### Data listing
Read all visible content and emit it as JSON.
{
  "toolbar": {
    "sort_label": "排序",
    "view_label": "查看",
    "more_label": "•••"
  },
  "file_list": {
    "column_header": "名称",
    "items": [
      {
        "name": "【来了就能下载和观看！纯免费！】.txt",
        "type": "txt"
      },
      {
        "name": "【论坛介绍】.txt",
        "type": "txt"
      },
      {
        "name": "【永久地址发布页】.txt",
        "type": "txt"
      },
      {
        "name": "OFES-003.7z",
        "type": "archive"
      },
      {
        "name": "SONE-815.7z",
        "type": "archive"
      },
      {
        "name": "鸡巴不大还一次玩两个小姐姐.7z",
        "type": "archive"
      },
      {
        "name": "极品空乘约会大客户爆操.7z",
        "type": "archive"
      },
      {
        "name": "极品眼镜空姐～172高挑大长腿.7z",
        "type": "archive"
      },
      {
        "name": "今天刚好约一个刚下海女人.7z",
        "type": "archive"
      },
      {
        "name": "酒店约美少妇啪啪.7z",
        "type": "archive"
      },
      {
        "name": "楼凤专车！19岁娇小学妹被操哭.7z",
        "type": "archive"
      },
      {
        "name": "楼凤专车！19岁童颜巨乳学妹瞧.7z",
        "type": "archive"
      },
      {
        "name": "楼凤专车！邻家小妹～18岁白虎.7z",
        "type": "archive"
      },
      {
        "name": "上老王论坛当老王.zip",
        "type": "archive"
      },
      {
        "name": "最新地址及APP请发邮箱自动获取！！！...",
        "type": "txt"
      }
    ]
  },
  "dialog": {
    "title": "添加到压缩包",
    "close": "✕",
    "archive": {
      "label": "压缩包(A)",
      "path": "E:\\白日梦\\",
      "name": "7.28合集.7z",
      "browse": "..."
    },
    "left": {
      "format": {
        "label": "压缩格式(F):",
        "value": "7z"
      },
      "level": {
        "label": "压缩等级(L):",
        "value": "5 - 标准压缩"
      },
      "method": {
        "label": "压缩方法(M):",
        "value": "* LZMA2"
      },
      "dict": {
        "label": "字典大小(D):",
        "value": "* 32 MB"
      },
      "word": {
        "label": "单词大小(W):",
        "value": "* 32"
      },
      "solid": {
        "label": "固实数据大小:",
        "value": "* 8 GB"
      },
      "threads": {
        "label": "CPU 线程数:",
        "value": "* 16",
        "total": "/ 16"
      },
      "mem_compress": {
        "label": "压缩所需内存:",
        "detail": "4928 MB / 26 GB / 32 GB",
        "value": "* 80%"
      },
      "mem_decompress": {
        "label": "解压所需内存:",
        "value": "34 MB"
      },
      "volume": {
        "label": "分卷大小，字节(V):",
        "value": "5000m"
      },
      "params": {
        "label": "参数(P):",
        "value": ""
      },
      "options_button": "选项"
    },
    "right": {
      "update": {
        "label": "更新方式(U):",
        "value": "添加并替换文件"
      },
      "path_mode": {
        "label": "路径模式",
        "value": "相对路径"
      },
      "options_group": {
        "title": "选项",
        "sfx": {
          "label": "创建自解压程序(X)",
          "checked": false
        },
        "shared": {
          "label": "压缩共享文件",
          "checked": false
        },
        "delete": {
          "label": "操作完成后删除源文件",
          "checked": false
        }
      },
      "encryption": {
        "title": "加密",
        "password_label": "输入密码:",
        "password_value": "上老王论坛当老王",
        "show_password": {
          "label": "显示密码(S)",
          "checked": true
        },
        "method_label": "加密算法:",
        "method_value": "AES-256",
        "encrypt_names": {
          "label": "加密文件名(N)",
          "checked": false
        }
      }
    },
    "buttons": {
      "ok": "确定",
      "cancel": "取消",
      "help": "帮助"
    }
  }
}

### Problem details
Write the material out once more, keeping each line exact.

### Written solution
Read all visible content and emit it as JSON.
{
  "toolbar": {
    "sort_label": "排序",
    "view_label": "查看",
    "more_label": "•••"
  },
  "file_list": {
    "column_header": "名称",
    "items": [
      {
        "name": "【来了就能下载和观看！纯免费！】.txt",
        "type": "txt"
      },
      {
        "name": "【论坛介绍】.txt",
        "type": "txt"
      },
      {
        "name": "【永久地址发布页】.txt",
        "type": "txt"
      },
      {
        "name": "OFES-003.7z",
        "type": "archive"
      },
      {
        "name": "SONE-815.7z",
        "type": "archive"
      },
      {
        "name": "鸡巴不大还一次玩两个小姐姐.7z",
        "type": "archive"
      },
      {
        "name": "极品空乘约会大客户爆操.7z",
        "type": "archive"
      },
      {
        "name": "极品眼镜空姐～172高挑大长腿.7z",
        "type": "archive"
      },
      {
        "name": "今天刚好约一个刚下海女人.7z",
        "type": "archive"
      },
      {
        "name": "酒店约美少妇啪啪.7z",
        "type": "archive"
      },
      {
        "name": "楼凤专车！19岁娇小学妹被操哭.7z",
        "type": "archive"
      },
      {
        "name": "楼凤专车！19岁童颜巨乳学妹瞧.7z",
        "type": "archive"
      },
      {
        "name": "楼凤专车！邻家小妹～18岁白虎.7z",
        "type": "archive"
      },
      {
        "name": "上老王论坛当老王.zip",
        "type": "archive"
      },
      {
        "name": "最新地址及APP请发邮箱自动获取！！！...",
        "type": "txt"
      }
    ]
  },
  "dialog": {
    "title": "添加到压缩包",
    "close": "✕",
    "archive": {
      "label": "压缩包(A)",
      "path": "E:\\白日梦\\",
      "name": "7.28合集.7z",
      "browse": "..."
    },
    "left": {
      "format": {
        "label": "压缩格式(F):",
        "value": "7z"
      },
      "level": {
        "label": "压缩等级(L):",
        "value": "5 - 标准压缩"
      },
      "method": {
        "label": "压缩方法(M):",
        "value": "* LZMA2"
      },
      "dict": {
        "label": "字典大小(D):",
        "value": "* 32 MB"
      },
      "word": {
        "label": "单词大小(W):",
        "value": "* 32"
      },
      "solid": {
        "label": "固实数据大小:",
        "value": "* 8 GB"
      },
      "threads": {
        "label": "CPU 线程数:",
        "value": "* 16",
        "total": "/ 16"
      },
      "mem_compress": {
        "label": "压缩所需内存:",
        "detail": "4928 MB / 26 GB / 32 GB",
        "value": "* 80%"
      },
      "mem_decompress": {
        "label": "解压所需内存:",
        "value": "34 MB"
      },
      "volume": {
        "label": "分卷大小，字节(V):",
        "value": "5000m"
      },
      "params": {
        "label": "参数(P):",
        "value": ""
      },
      "options_button": "选项"
    },
    "right": {
      "update": {
        "label": "更新方式(U):",
        "value": "添加并替换文件"
      },
      "path_mode": {
        "label": "路径模式",
        "value": "相对路径"
      },
      "options_group": {
        "title": "选项",
        "sfx": {
          "label": "创建自解压程序(X)",
          "checked": false
        },
        "shared": {
          "label": "压缩共享文件",
          "checked": false
        },
        "delete": {
          "label": "操作完成后删除源文件",
          "checked": false
        }
      },
      "encryption": {
        "title": "加密",
        "password_label": "输入密码:",
        "password_value": "上老王论坛当老王",
        "show_password": {
          "label": "显示密码(S)",
          "checked": true
        },
        "method_label": "加密算法:",
        "method_value": "AES-256",
        "encrypt_names": {
          "label": "加密文件名(N)",
          "checked": false
        }
      }
    },
    "buttons": {
      "ok": "确定",
      "cancel": "取消",
      "help": "帮助"
    }
  }
}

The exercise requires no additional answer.